TRY IT:
A word-for-word copy of the entries is the goal; leave out the pictures.
====
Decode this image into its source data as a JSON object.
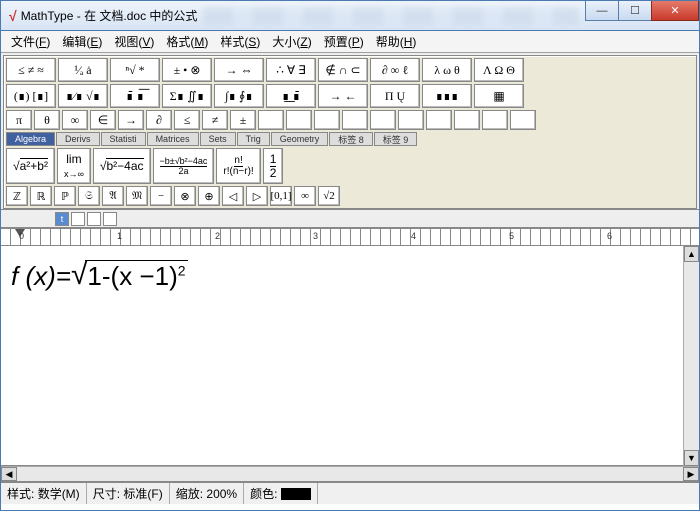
{
  "window": {
    "app_name": "MathType",
    "title_sep": " - ",
    "title_rest": "在 文档.doc 中的公式",
    "min": "—",
    "max": "☐",
    "close": "✕"
  },
  "menu": [
    {
      "label": "文件",
      "accel": "F"
    },
    {
      "label": "编辑",
      "accel": "E"
    },
    {
      "label": "视图",
      "accel": "V"
    },
    {
      "label": "格式",
      "accel": "M"
    },
    {
      "label": "样式",
      "accel": "S"
    },
    {
      "label": "大小",
      "accel": "Z"
    },
    {
      "label": "预置",
      "accel": "P"
    },
    {
      "label": "帮助",
      "accel": "H"
    }
  ],
  "palette_row1": [
    "≤ ≠ ≈",
    "¹⁄ₐ ȧ",
    "ⁿ√ *",
    "± • ⊗",
    "→ ⇔",
    "∴ ∀ ∃",
    "∉ ∩ ⊂",
    "∂ ∞ ℓ",
    "λ ω θ",
    "Λ Ω Θ"
  ],
  "palette_row2": [
    "(∎) [∎]",
    "∎⁄∎ √∎",
    "∎̄ ∎͞",
    "Σ∎ ∬∎",
    "∫∎ ∮∎",
    "∎͟ ∎̄",
    "→ ←",
    "Π Ų",
    "∎∎∎",
    "▦"
  ],
  "palette_row3": [
    "π",
    "θ",
    "∞",
    "∈",
    "→",
    "∂",
    "≤",
    "≠",
    "±",
    "",
    "",
    "",
    "",
    "",
    "",
    "",
    "",
    "",
    ""
  ],
  "tabs": [
    "Algebra",
    "Derivs",
    "Statisti",
    "Matrices",
    "Sets",
    "Trig",
    "Geometry",
    "标签 8",
    "标签 9"
  ],
  "active_tab": 0,
  "templates": [
    "√(a²+b²)",
    "lim x→∞",
    "√(b²−4ac)",
    "(−b±√(b²−4ac))/2a",
    "n! / r!(n−r)!",
    "1/2"
  ],
  "mini_row": [
    "ℤ",
    "ℝ",
    "ℙ",
    "𝔖",
    "𝔄",
    "𝔐",
    "−",
    "⊗",
    "⊕",
    "◁",
    "▷",
    "[0,1]",
    "∞",
    "√2"
  ],
  "slot_tab": "t",
  "ruler": {
    "marks": [
      "0",
      "1",
      "2",
      "3",
      "4",
      "5",
      "6"
    ]
  },
  "formula": {
    "lhs": "f (x)=",
    "inside": "1-(x −1)",
    "exp": "2"
  },
  "status": {
    "style_label": "样式:",
    "style_val": "数学(M)",
    "size_label": "尺寸:",
    "size_val": "标准(F)",
    "zoom_label": "缩放:",
    "zoom_val": "200%",
    "color_label": "颜色:"
  }
}
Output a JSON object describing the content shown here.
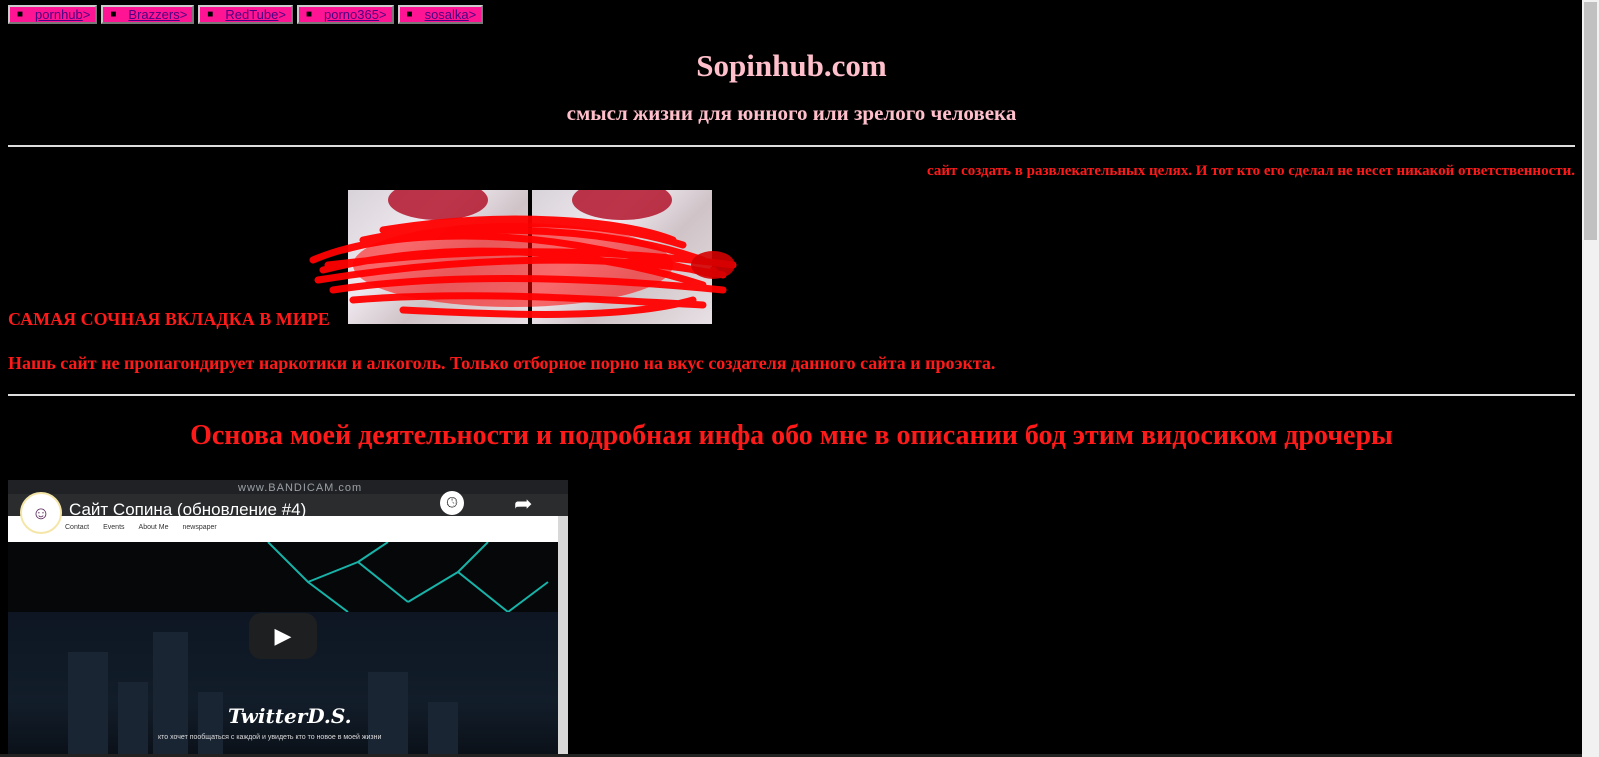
{
  "nav": {
    "items": [
      {
        "label": "pornhub",
        "suffix": ">"
      },
      {
        "label": "Brazzers",
        "suffix": ">"
      },
      {
        "label": "RedTube",
        "suffix": ">"
      },
      {
        "label": "porno365",
        "suffix": ">"
      },
      {
        "label": "sosalka",
        "suffix": ">"
      }
    ],
    "bullet": "■"
  },
  "header": {
    "title": "Sopinhub.com",
    "subtitle": "смысл жизни для юнного или зрелого человека"
  },
  "disclaimer": "сайт создать в развлекательных целях. И тот кто его сделал не несет никакой ответственности.",
  "featured": {
    "label": "САМАЯ СОЧНАЯ ВКЛАДКА В МИРЕ"
  },
  "notice": "Нашь сайт не пропагондирует наркотики и алкоголь. Только отборное порно на вкус создателя данного сайта и проэкта.",
  "section": {
    "heading": "Основа моей деятельности и подробная инфа обо мне в описании бод этим видосиком дрочеры"
  },
  "video": {
    "title": "Сайт Сопина (обновление #4)",
    "watch_later": "Watch later",
    "share": "Share",
    "bandicam": "www.BANDICAM.com",
    "inner_nav": [
      "Contact",
      "Events",
      "About Me",
      "newspaper"
    ],
    "logo_text": "TwitterD.S.",
    "caption": "кто хочет пообщаться с каждой и увидеть кто то новое в моей жизни"
  },
  "colors": {
    "background": "#000000",
    "nav_bg": "#ff1493",
    "title": "#ffc0cb",
    "accent_red": "#ff1a1a"
  }
}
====
RESPONSE TO THE EXERCISE:
Decode this image into its source data as a JSON object.
{
  "window": {
    "app_name": "MathType",
    "title_sep": " - ",
    "title_rest": "在 文档.doc 中的公式",
    "min": "—",
    "max": "☐",
    "close": "✕"
  },
  "menu": [
    {
      "label": "文件",
      "accel": "F"
    },
    {
      "label": "编辑",
      "accel": "E"
    },
    {
      "label": "视图",
      "accel": "V"
    },
    {
      "label": "格式",
      "accel": "M"
    },
    {
      "label": "样式",
      "accel": "S"
    },
    {
      "label": "大小",
      "accel": "Z"
    },
    {
      "label": "预置",
      "accel": "P"
    },
    {
      "label": "帮助",
      "accel": "H"
    }
  ],
  "palette_row1": [
    "≤ ≠ ≈",
    "¹⁄ₐ ȧ",
    "ⁿ√ *",
    "± • ⊗",
    "→ ⇔",
    "∴ ∀ ∃",
    "∉ ∩ ⊂",
    "∂ ∞ ℓ",
    "λ ω θ",
    "Λ Ω Θ"
  ],
  "palette_row2": [
    "(∎) [∎]",
    "∎⁄∎ √∎",
    "∎̄ ∎͞",
    "Σ∎ ∬∎",
    "∫∎ ∮∎",
    "∎͟ ∎̄",
    "→ ←",
    "Π Ų",
    "∎∎∎",
    "▦"
  ],
  "palette_row3": [
    "π",
    "θ",
    "∞",
    "∈",
    "→",
    "∂",
    "≤",
    "≠",
    "±",
    "",
    "",
    "",
    "",
    "",
    "",
    "",
    "",
    "",
    ""
  ],
  "tabs": [
    "Algebra",
    "Derivs",
    "Statisti",
    "Matrices",
    "Sets",
    "Trig",
    "Geometry",
    "标签 8",
    "标签 9"
  ],
  "active_tab": 0,
  "templates": [
    "√(a²+b²)",
    "lim x→∞",
    "√(b²−4ac)",
    "(−b±√(b²−4ac))/2a",
    "n! / r!(n−r)!",
    "1/2"
  ],
  "mini_row": [
    "ℤ",
    "ℝ",
    "ℙ",
    "𝔖",
    "𝔄",
    "𝔐",
    "−",
    "⊗",
    "⊕",
    "◁",
    "▷",
    "[0,1]",
    "∞",
    "√2"
  ],
  "slot_tab": "t",
  "ruler": {
    "marks": [
      "0",
      "1",
      "2",
      "3",
      "4",
      "5",
      "6"
    ]
  },
  "formula": {
    "lhs": "f (x)=",
    "inside": "1-(x −1)",
    "exp": "2"
  },
  "status": {
    "style_label": "样式:",
    "style_val": "数学(M)",
    "size_label": "尺寸:",
    "size_val": "标准(F)",
    "zoom_label": "缩放:",
    "zoom_val": "200%",
    "color_label": "颜色:"
  }
}
Output a JSON object describing the content shown here.
{
  "nav": {
    "items": [
      {
        "label": "pornhub",
        "suffix": ">"
      },
      {
        "label": "Brazzers",
        "suffix": ">"
      },
      {
        "label": "RedTube",
        "suffix": ">"
      },
      {
        "label": "porno365",
        "suffix": ">"
      },
      {
        "label": "sosalka",
        "suffix": ">"
      }
    ],
    "bullet": "■"
  },
  "header": {
    "title": "Sopinhub.com",
    "subtitle": "смысл жизни для юнного или зрелого человека"
  },
  "disclaimer": "сайт создать в развлекательных целях. И тот кто его сделал не несет никакой ответственности.",
  "featured": {
    "label": "САМАЯ СОЧНАЯ ВКЛАДКА В МИРЕ"
  },
  "notice": "Нашь сайт не пропагондирует наркотики и алкоголь. Только отборное порно на вкус создателя данного сайта и проэкта.",
  "section": {
    "heading": "Основа моей деятельности и подробная инфа обо мне в описании бод этим видосиком дрочеры"
  },
  "video": {
    "title": "Сайт Сопина (обновление #4)",
    "watch_later": "Watch later",
    "share": "Share",
    "bandicam": "www.BANDICAM.com",
    "inner_nav": [
      "Contact",
      "Events",
      "About Me",
      "newspaper"
    ],
    "logo_text": "TwitterD.S.",
    "caption": "кто хочет пообщаться с каждой и увидеть кто то новое в моей жизни"
  },
  "colors": {
    "background": "#000000",
    "nav_bg": "#ff1493",
    "title": "#ffc0cb",
    "accent_red": "#ff1a1a"
  }
}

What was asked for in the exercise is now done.